Moth Species Found To Have Survived Trapped On Alpine Mountainside Since Last Ice Age
This beautiful speckled white moth is of a previously unknown population that has survived isolated hundreds of miles from any similar moths since the last ice age, 12,000 years ago, after it learned to live by eating a plant too toxic for anything else to eat.
The Alpine rose leaf-miner moth, which is a species of a moth not found anywhere within hundreds of miles, survives in the mountains, where it eats the Alpine rose, which is so toxic that it is avoided by other animals and insects.
The rare find was made by Tyrolean butterfly researcher Dr Peter Huemer, who has now confirmed that the moths are of a previously unknown population.
That means that although the species of the moth has been identified, the plants that it lived on died out in that area during the last ice age, and, instead, the new population appears to have learned to feed on an alternative plant, namely the Alpine rose.
The caterpillars of the Alpine rose leaf-miner moth live by feeding on the leaves of the plant, which they burrow inside, according to a study published in the specialist journal ‘Alpine Entomology’.
Dr Huemer said that the discovery came about by chance, as it was well known that the Alpine rose (Rhododendron ferrugineum) was toxic, and, therefore, it was never properly studied or even looked at by butterfly and moth researchers.
The plant is distinctive because of its pinkish-red bell-shaped flowers. It is known to be toxic to animals, including humans, and was also supposedly toxic to moths and butterflies until this chance discovery.
The fact that a moth population has developed to feed on it is all the more surprising, given the harsh conditions 1,800 metres above sea level in the Swiss Alps, which see a long period of snow cover.
The plant, which has rust-red coloured spots on its leaves, contains the moderately toxic substances arbutin, arecoline and rhodoxanthin, which discourage it being used as a food plant.

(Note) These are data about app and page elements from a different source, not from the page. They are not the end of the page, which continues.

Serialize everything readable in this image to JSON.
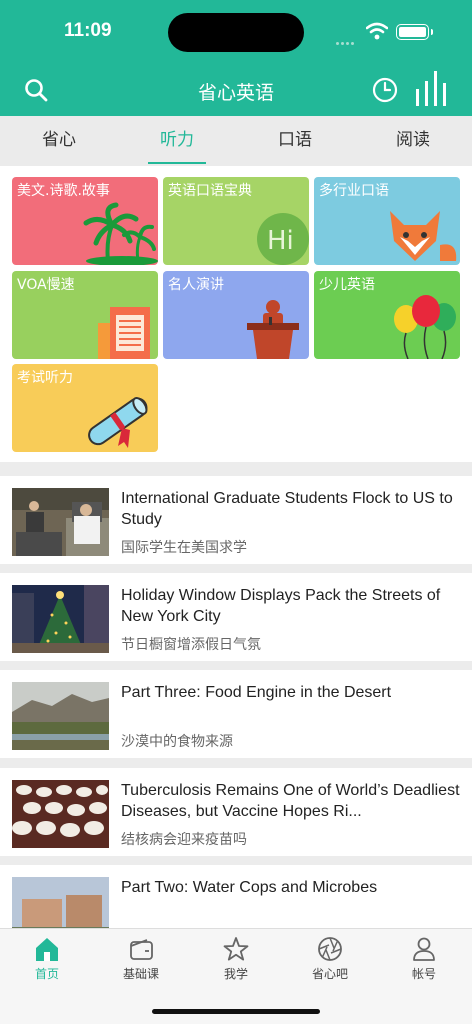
{
  "status": {
    "time": "11:09"
  },
  "header": {
    "title": "省心英语",
    "icons": [
      "search-icon",
      "history-icon",
      "audio-bars-icon"
    ]
  },
  "tabs": [
    {
      "label": "省心",
      "active": false
    },
    {
      "label": "听力",
      "active": true
    },
    {
      "label": "口语",
      "active": false
    },
    {
      "label": "阅读",
      "active": false
    }
  ],
  "categories": [
    {
      "label": "美文.诗歌.故事",
      "color": "#f26d7a",
      "icon": "palm-tree-icon"
    },
    {
      "label": "英语口语宝典",
      "color": "#a6d466",
      "icon": "speech-bubble-icon"
    },
    {
      "label": "多行业口语",
      "color": "#7dcbe0",
      "icon": "fox-icon"
    },
    {
      "label": "VOA慢速",
      "color": "#98d05e",
      "icon": "document-icon"
    },
    {
      "label": "名人演讲",
      "color": "#8ea7ee",
      "icon": "podium-icon"
    },
    {
      "label": "少儿英语",
      "color": "#6ccd52",
      "icon": "balloons-icon"
    },
    {
      "label": "考试听力",
      "color": "#f8cc58",
      "icon": "diploma-icon"
    }
  ],
  "articles": [
    {
      "title": "International Graduate Students Flock to US to Study",
      "subtitle": "国际学生在美国求学"
    },
    {
      "title": "Holiday Window Displays Pack the Streets of New York City",
      "subtitle": "节日橱窗增添假日气氛"
    },
    {
      "title": "Part Three: Food Engine in the Desert",
      "subtitle": "沙漠中的食物来源"
    },
    {
      "title": "Tuberculosis Remains One of World’s Deadliest Diseases, but Vaccine Hopes Ri...",
      "subtitle": "结核病会迎来疫苗吗"
    },
    {
      "title": "Part Two: Water Cops and Microbes",
      "subtitle": ""
    }
  ],
  "bottom_nav": [
    {
      "label": "首页",
      "active": true,
      "icon": "home-icon"
    },
    {
      "label": "基础课",
      "active": false,
      "icon": "wallet-icon"
    },
    {
      "label": "我学",
      "active": false,
      "icon": "star-icon"
    },
    {
      "label": "省心吧",
      "active": false,
      "icon": "aperture-icon"
    },
    {
      "label": "帐号",
      "active": false,
      "icon": "user-icon"
    }
  ],
  "colors": {
    "accent": "#22b898"
  }
}
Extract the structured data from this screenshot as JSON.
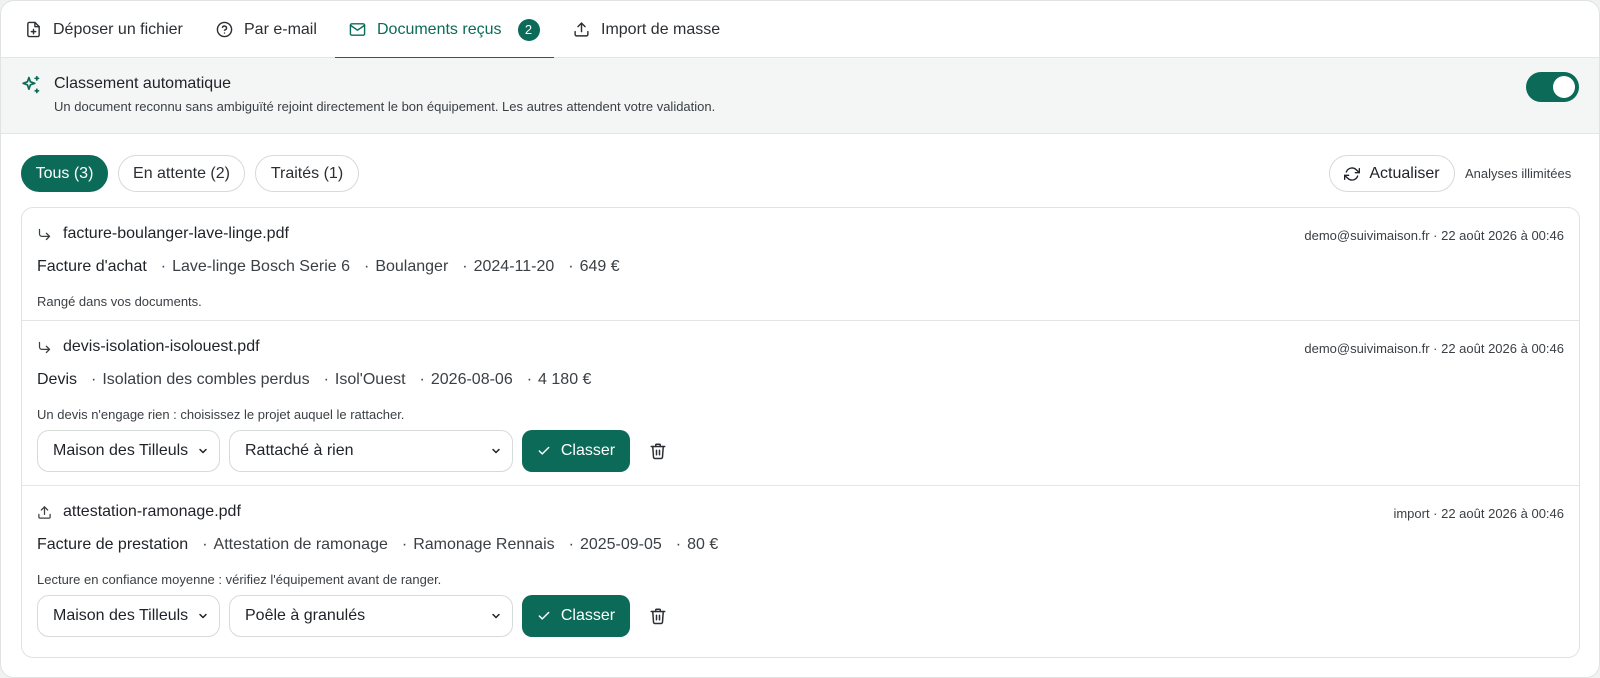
{
  "tabs": [
    {
      "label": "Déposer un fichier",
      "icon": "file-plus-icon"
    },
    {
      "label": "Par e-mail",
      "icon": "question-circle-icon"
    },
    {
      "label": "Documents reçus",
      "icon": "mail-icon",
      "count": "2",
      "active": true
    },
    {
      "label": "Import de masse",
      "icon": "upload-icon"
    }
  ],
  "auto_classification": {
    "title": "Classement automatique",
    "description": "Un document reconnu sans ambiguïté rejoint directement le bon équipement. Les autres attendent votre validation.",
    "enabled": true,
    "icon": "sparkles-icon"
  },
  "filters": [
    {
      "label": "Tous (3)",
      "active": true
    },
    {
      "label": "En attente (2)",
      "active": false
    },
    {
      "label": "Traités (1)",
      "active": false
    }
  ],
  "refresh_label": "Actualiser",
  "analyses_label": "Analyses illimitées",
  "documents": [
    {
      "filename": "facture-boulanger-lave-linge.pdf",
      "source_icon": "forward-arrow-icon",
      "meta": "demo@suivimaison.fr · 22 août 2026 à 00:46",
      "type": "Facture d'achat",
      "details": [
        "Lave-linge Bosch Serie 6",
        "Boulanger",
        "2024-11-20",
        "649 €"
      ],
      "note": "Rangé dans vos documents."
    },
    {
      "filename": "devis-isolation-isolouest.pdf",
      "source_icon": "forward-arrow-icon",
      "meta": "demo@suivimaison.fr · 22 août 2026 à 00:46",
      "type": "Devis",
      "details": [
        "Isolation des combles perdus",
        "Isol'Ouest",
        "2026-08-06",
        "4 180 €"
      ],
      "note": "Un devis n'engage rien : choisissez le projet auquel le rattacher.",
      "home_select": "Maison des Tilleuls",
      "target_select": "Rattaché à rien",
      "action_label": "Classer"
    },
    {
      "filename": "attestation-ramonage.pdf",
      "source_icon": "upload-icon",
      "meta": "import · 22 août 2026 à 00:46",
      "type": "Facture de prestation",
      "details": [
        "Attestation de ramonage",
        "Ramonage Rennais",
        "2025-09-05",
        "80 €"
      ],
      "note": "Lecture en confiance moyenne : vérifiez l'équipement avant de ranger.",
      "home_select": "Maison des Tilleuls",
      "target_select": "Poêle à granulés",
      "action_label": "Classer"
    }
  ],
  "colors": {
    "accent": "#0b6b58",
    "banner_bg": "#f3f6f4"
  }
}
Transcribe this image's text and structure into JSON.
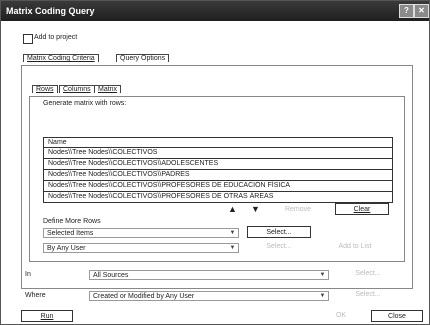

The plant was, therefore, rarely studied by butterfly researchers like Huemer, but during a survey of moths and butterflies in the village of Ardez in the valley region of Engadine in Switzerland on 29th July this year, he made a brief stop during an overcast day next to one of the bushes and was amazed to find a caterpillar feasting inside one of the leaves.
In a statement issued by the Natural Sciences Department of the Tyrolean State Museum, where he is the head, he said: “The purely accidental sighting of the first caterpillar in an Alpine rose leaf was an absolute adrenaline rush, it was immediately clear that this must be an extraordinary species.”
Over the next two weeks, he and Swiss butterfly expert Juerg Schmid searched the region extensively, this time focusing on the bushes, which were previously rarely looked at, and discovered what they described as a stable population of the moths that had completely escaped identification and classification until now.
Together with Schmid, caterpillars and pupae were sought for documentation purposes in several excursions between the end of July and mid-August.
The moth lays an egg, which, when it hatches, produces a larva that drills through the upper leaf skin into the leaf interior, which it then proceeds to eat. Because it lives inside the leaf, it escapes the harsh Alpine weather and predators, and creates a tunnel in the thicker-than-average leaf, where it also leaves its faeces.
After feasting on the leaf, it emerges and makes a silk web on the underside of its previous home, from where it later hatches into a moth.
The moths he found belong to a species widespread in northern Europe, northern Asia and North America, known as the the swamp porst leaf-miner moth (Lyonetia ledi).
But although this was confirmed by the examination of morphological features, such as wing colour and DNA comparison (DNA barcodes) with northern European animals, what is bizarre is that the Engadine population is more than 400 kilometres away from the nearest known sites of other moths in the species and where the plant that the moth feeds on died out after the last ice age.
That location is on the Czech border with Austria and other locations even further north.
As a result, the wild rosemary leaf-miner moth lives in northern Europe exclusively on wild rosemary (Rhododendron tomentosum) and bog-myrtle (a flowering plant in the family Myricaceae). However, these two typical shrubs of bogs are missing in the Alps.
That said, wild rosemary and the Alpine rose shared the Swiss habitat in earlier cold phases in the past in the High Alps.
It is, therefore, speculated that after the last glacial period and the melting of the glaciers, a transition of the caterpillar from wild rosemary to the Alpine rose as a source of food took place at the Swiss site.
The separation of the areas of both plants, caused in subsequent heat phases, inevitably led to the separation of the butterfly populations.